Olivia Maliszewski, member of the Rappahannock Tribe, scrawled Land Back across her face after encountering a man who didn’t believe there were any native American’s in New England as she was heading to the annual National Day of Mourning march and protest. Jessica Rinaldi/Globe Staff

Maliszewski’s grandfather, who is now 92, was one of the organizers of the first National Day of Mourning in 1970, she said. She planned to visit him later that afternoon, she said, and tell him what had happened. Growing up he always told her to keep her head held high.

“I know he’ll tell me that I did the right thing,” she said.

Also in the crowd was Keith Kovacs, 63, of Woburn.
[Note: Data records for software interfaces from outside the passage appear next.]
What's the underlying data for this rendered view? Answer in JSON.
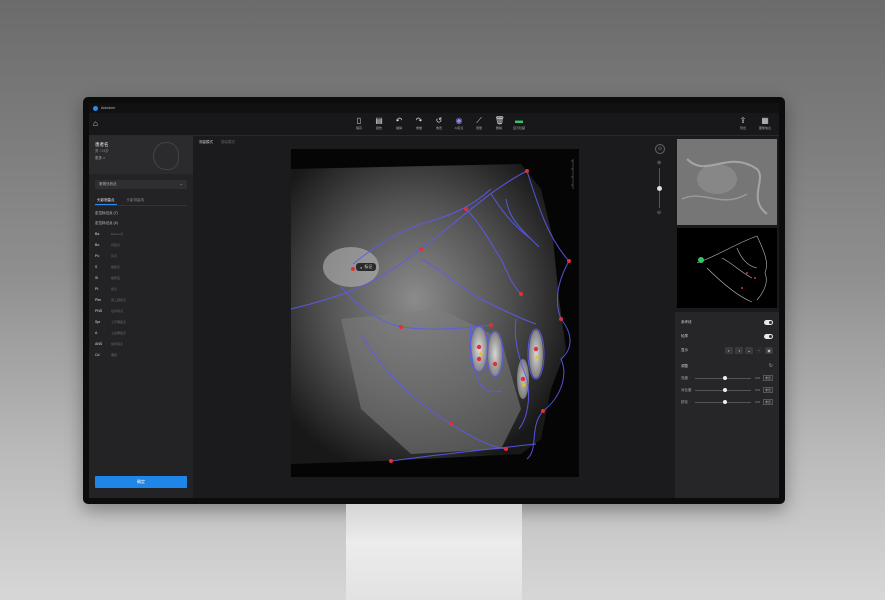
{
  "app": {
    "title": "Autodom"
  },
  "toolbar": {
    "tools": [
      {
        "label": "保存",
        "icon": "file-icon"
      },
      {
        "label": "报告",
        "icon": "report-icon"
      },
      {
        "label": "撤销",
        "icon": "undo-icon"
      },
      {
        "label": "重做",
        "icon": "redo-icon"
      },
      {
        "label": "重置",
        "icon": "reset-icon"
      },
      {
        "label": "AI定点",
        "icon": "ai-icon"
      },
      {
        "label": "测量",
        "icon": "measure-icon"
      },
      {
        "label": "删除",
        "icon": "delete-icon"
      },
      {
        "label": "显示隐藏",
        "icon": "display-icon"
      }
    ],
    "right_tools": [
      {
        "label": "导出",
        "icon": "export-icon"
      },
      {
        "label": "图像信息",
        "icon": "info-icon"
      }
    ]
  },
  "patient": {
    "name": "患者名",
    "info": "男 / 24岁",
    "more": "更多 >"
  },
  "left": {
    "select_value": "常规分析法",
    "tabs": [
      "头影测量点",
      "头影测量线"
    ],
    "sections": [
      "定位标记点 (7)",
      "定位标记点 (4)"
    ],
    "landmarks": [
      {
        "abbr": "Ba",
        "name": "Basion点"
      },
      {
        "abbr": "Bo",
        "name": "颅底点"
      },
      {
        "abbr": "Po",
        "name": "耳点"
      },
      {
        "abbr": "S",
        "name": "蝶鞍点"
      },
      {
        "abbr": "Si",
        "name": "蝶鞍底"
      },
      {
        "abbr": "Pt",
        "name": "翼点"
      },
      {
        "abbr": "Ptm",
        "name": "翼上颌裂点"
      },
      {
        "abbr": "PNS",
        "name": "后鼻棘点"
      },
      {
        "abbr": "Spr",
        "name": "上牙槽座点"
      },
      {
        "abbr": "A",
        "name": "上齿槽座点"
      },
      {
        "abbr": "ANS",
        "name": "前鼻棘点"
      },
      {
        "abbr": "Cd",
        "name": "髁突"
      }
    ],
    "confirm_label": "确定"
  },
  "center": {
    "tabs": [
      "测量模式",
      "描绘模式"
    ],
    "tooltip": "标记"
  },
  "right": {
    "toggles": [
      {
        "label": "参考线"
      },
      {
        "label": "轮廓"
      }
    ],
    "display_label": "显示",
    "adjust_label": "调整",
    "sliders": [
      {
        "label": "亮度",
        "value": "100",
        "level": 0.5
      },
      {
        "label": "对比度",
        "value": "100",
        "level": 0.5
      },
      {
        "label": "锐化",
        "value": "100",
        "level": 0.5
      }
    ],
    "reset_label": "重置"
  },
  "colors": {
    "accent": "#1f86e8",
    "trace": "#5b5bf0",
    "landmark": "#e0303a",
    "ai": "#8f8cf5"
  }
}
Kovacs decided to attend the event on a whim, after he saw on Facebook that a friend planned to go. His ancestors were some of the earliest European settlers of Massachusetts, he said, and one was a Minuteman soldier.

As the ceremony began, Kovacs approached an Indigenous man who was performing a smudging ceremony, a ritual that involves burning sacred herbs as a type of cleansing. Kovacs apologized to the man on behalf of his ancestors.

“I really felt very powerfully that I needed to say I’m sorry, as a generational thing, for the wrongs that have been done,” he said.

Kovacs said he did not expect to become overwhelmed at the event, but he said he believes in the power of apologizing in all aspects of life. The men hugged and called each one another brothers.

“We can’t ignore the past. We have to acknowledge it and do better,” he said.


Laura Krantz can be reached at laura.krantz@globe.com. Follow her on Twitter @laurakrantz.